> WORK TO BE COMPLETED: Look for the word "icon". Copy every line of the listing where it occurs.

> DATA IN THIS EXERCISE:
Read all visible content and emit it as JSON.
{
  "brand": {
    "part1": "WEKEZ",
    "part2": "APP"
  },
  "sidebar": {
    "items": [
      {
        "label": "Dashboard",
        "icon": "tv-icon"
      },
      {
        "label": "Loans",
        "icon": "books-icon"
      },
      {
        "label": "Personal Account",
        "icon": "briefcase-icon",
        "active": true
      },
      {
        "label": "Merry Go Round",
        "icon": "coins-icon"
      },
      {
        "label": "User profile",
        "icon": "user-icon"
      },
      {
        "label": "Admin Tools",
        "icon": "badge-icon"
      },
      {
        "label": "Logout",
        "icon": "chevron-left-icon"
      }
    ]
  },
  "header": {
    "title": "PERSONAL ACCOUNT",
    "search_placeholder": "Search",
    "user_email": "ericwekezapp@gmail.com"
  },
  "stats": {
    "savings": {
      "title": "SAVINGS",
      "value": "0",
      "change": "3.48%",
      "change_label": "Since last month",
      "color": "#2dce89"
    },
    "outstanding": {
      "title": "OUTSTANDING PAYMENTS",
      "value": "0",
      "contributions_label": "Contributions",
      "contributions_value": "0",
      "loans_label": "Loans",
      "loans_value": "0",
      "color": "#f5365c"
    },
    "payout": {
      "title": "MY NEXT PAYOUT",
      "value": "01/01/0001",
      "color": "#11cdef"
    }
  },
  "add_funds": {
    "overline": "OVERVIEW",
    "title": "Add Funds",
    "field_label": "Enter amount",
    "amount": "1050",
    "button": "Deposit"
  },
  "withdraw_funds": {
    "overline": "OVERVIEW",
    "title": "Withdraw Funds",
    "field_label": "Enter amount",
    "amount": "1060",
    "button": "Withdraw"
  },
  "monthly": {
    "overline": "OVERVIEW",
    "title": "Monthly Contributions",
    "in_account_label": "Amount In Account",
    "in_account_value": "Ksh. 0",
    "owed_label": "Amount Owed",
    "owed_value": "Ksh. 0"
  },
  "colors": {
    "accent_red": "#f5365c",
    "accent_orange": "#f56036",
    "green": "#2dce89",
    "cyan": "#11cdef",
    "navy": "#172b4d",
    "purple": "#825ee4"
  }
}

> WRITTEN ANSWER:
        "icon": "tv-icon"
        "icon": "books-icon"
        "icon": "briefcase-icon",
        "icon": "coins-icon"
        "icon": "user-icon"
        "icon": "badge-icon"
        "icon": "chevron-left-icon"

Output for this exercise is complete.